My second job was working as a desk clerk at a small Indiana State Park hotel near Mitchell. That was where I met Dan (name changed). Dan was a bright, talented guy a few years older than myself. He knew everything there was to know about the hotel, had taught himself how to do the night auditing tasks, and was kind and helpful to customers. Dan also knew how to hold a grudge better than anyone I had met up to that point.
The world was set against Dan; you could ask him and he’d tell you. He remembered everything anyone else on staff had said to him, especially any comments that were critical or confrontational. During off hours, Dan worked at a local thrift shop for reasons only he knew.
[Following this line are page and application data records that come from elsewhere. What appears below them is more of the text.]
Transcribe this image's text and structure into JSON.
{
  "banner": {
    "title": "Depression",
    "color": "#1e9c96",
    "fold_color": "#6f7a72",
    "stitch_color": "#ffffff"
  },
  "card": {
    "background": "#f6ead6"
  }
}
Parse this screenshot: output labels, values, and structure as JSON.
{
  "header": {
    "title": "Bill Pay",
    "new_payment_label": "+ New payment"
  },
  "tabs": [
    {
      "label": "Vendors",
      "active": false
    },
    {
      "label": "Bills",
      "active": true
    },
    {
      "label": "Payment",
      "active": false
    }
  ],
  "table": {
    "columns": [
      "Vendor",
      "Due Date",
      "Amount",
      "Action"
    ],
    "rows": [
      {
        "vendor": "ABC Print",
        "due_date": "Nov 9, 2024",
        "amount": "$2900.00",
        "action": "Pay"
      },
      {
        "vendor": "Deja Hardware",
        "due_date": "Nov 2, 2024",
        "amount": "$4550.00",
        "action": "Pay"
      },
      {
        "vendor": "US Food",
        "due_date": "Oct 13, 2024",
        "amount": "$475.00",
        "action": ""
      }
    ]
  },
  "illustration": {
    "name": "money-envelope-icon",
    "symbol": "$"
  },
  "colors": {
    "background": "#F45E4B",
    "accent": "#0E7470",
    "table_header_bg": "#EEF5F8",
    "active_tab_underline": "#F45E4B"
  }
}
Then he would come to work at the Inn and talk smack behind the desk.
It always baffled me why Dan wanted to even work at the Inn. If things were so bad, if people hated him so much, why put up with it? There were other jobs to be had; why not leave with your dignity intact and go get one? Yet Dan stayed long past the time I left. I don’t know where he is now.
Or there is Rudie (name also changed). A few years ago, my customer, Rudie, was a woman in southern Minnesota who was, in my opinion, the most experienced and talented person in her division yet she wasn’t in management, wasn’t placed in charge of anything, and didn’t lead anything (though she obviously wanted to). Her attitude was terrible, and she spent part of each day regaling my team and I with stories of how so & so had passed her over, or this person or that person had made a bad decision that caused havoc for the company. Did Rudie ever consider that she had been passed over because it was easier to get along with a honey badger than it was to get along with her? I was thankful when I moved to a new position.
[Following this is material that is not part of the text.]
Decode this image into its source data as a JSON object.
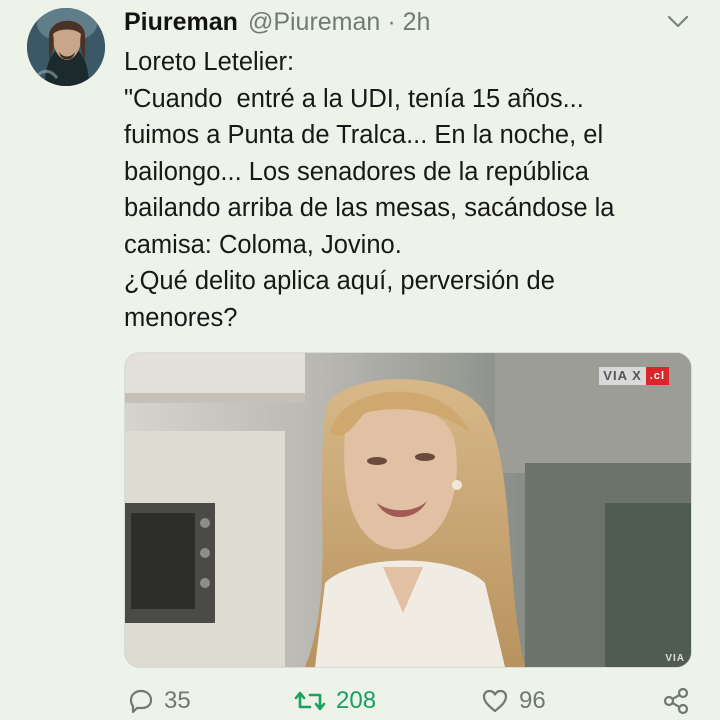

Have you ever worked with someone like Dan or Rudie? Yesterday, my daily Bible devotion quoted Matthew 18:21, where Peter asked Jesus how many times he should forgive his brother who sins against him. “Up to seven times,” asks Peter. “No,” replies Jesus, “over seventy times seven times.” It’s a rhetorical way of saying “forgive unconditionally and unendingly.” Jesus said that because He knew Leviticus 19:18, where He directed God’s people to not hold grudges.
Grudges create division and conflict. In your workplace, grudges are usually the elephant in the room. They create attitudes like Dan’s and Rudie’s, cementing obstacles which prevent people from fulfilling their potential and rising above. Grudges lead to revenge, and revenge never ends well for anyone involved. True, it feels deceptively sweet there in the moment, yet invariably revenge feels empty and hollow to the person on Godly conscience. After we’ve sought it, we’re smaller, lesser than we were before even if appearances transmit otherwise.
The better path is to walk the path of forgiveness, loving other people – even those who hold grudges, even grudges against us – as we would love ourselves. When the hard-to-engage person brings up the past, listen, and forgive, and seek points in the conversation to help them move forward. Sometimes the person may not see the effects of their resentment; yes, sometimes they require rebuke (but be careful and loving with that; how would you react if someone rebuked you about your sore spot?). Other times, the best path may be to encourage them in other ways. In whatever we do, the goal is to bring that person back into the fold, to remind them that we love and forgive because Christ loves and forgive us. That goes for the workplace as much as it does at home.
This is how we manage God’s way.
For more reading: James 1:19, Colossians 3:13, Hebrews 12: 14-15, Proverbs 15:1, Proverbs 16:7, Luke 17:4.
Lord Jesus, help me to help others let go of grudges. Teach me to not hold them myself, to trust You to help me let go. Then help me to model that for those around me. Thank You for Your forgiveness.